It's snowin' in the pines....
Not really. It is supposed to snow tomorrow, but I've had that song stuck in my head since last week. That one and Sweet Home Alabama and yes I know it wins the prize for the most redneck song ever written. But tell me this. Do you know anyone who, when the very first four or five guitar notes of Sweet Home Alabama come on, does NOT say "Turn it up" along with Ronnie Van Zant?
Nor do I know anyone who doesn't know Christmas in
Dixie. What's it doing in Memphis? Maybe Graceland's all in lights.
What about New York City?
By now there's snow on the ground.
It's windy and the kids are out of school.
What's goin' on in Motown?
It's magic and the city's on the move.
It's a warm, inviting, cozy song. Just like when you hear the first four notes of Sweet Home Alabama, you know for the next three and a half minutes Lynyrd Skynyrd is going to be right there with you, dependably twanging out the lines and guitar licks you know by heart and have for years. Who plays the air guitar when it comes on?
Mee, mee, meeeee!
Unabashedly. No shame. Riiiiiight out in the open, baby. If my kids are around when it comes on they scatter. Fast. So Mom doesn't embarrass them by playing her air guitar. They know I carry it everywhere with me.
And when Randy and Jeff Owens come on singing to me about Christmas in Dixie, there's no one that sings that last, sweet line louder than me.
And in Atlanta, Georgia, there's peace on earth tonight. For that one, my kids don't scatter. They sing it with me. At the top of their lungs.
It's special being Southern, no doubt. You see the quote "I'm American by choice and Southern by the grace of God", and you might think it's just a cute lil' catch phrase to put on a button or a bumper sticker, but no. Nnnnnnnnewp. We Southerners really feel it. I know other folks are proud of where they live or where they're from, but I don't ever hear the pride, the love, and the thankfulness come through like I do when I hear a Southerner talk about life in the South, or explain how to fry (or eat) fried chicken, how to make buttermilk biscuits, how to sit on the porch with a tall glass of iced tea, how to entertain while making guests feel like family, how to interpret Southern speak, or most importantly, how to speak gracefully and tactfully with a lovely, gentle drawl while shooting daggers from your eyeballs into someone's soul. It's the Southern feminine version of The Hairy Eyeball. The Stinkeye.
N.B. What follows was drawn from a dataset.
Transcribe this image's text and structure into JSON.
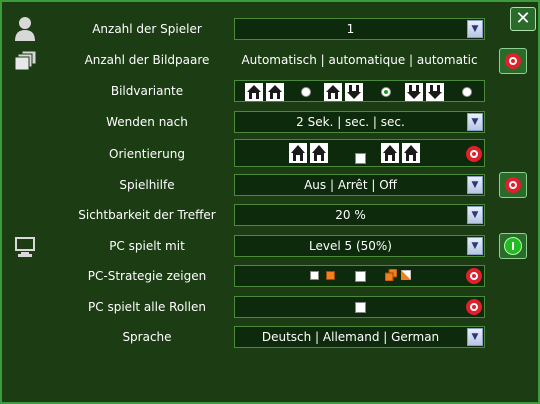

Only we do it with a wink, a smile and a tilt of the head. A Southern woman must know this, as well as the backwards sympathetic comment "Bless your heart."
"Oh, she's gained at least twenty pounds. Bless her heart."
Anyway. Here I sit rambling on about being Southern when I need to be cooking dinner and helping J-rod with his homework. He's got a ton, bless his heart.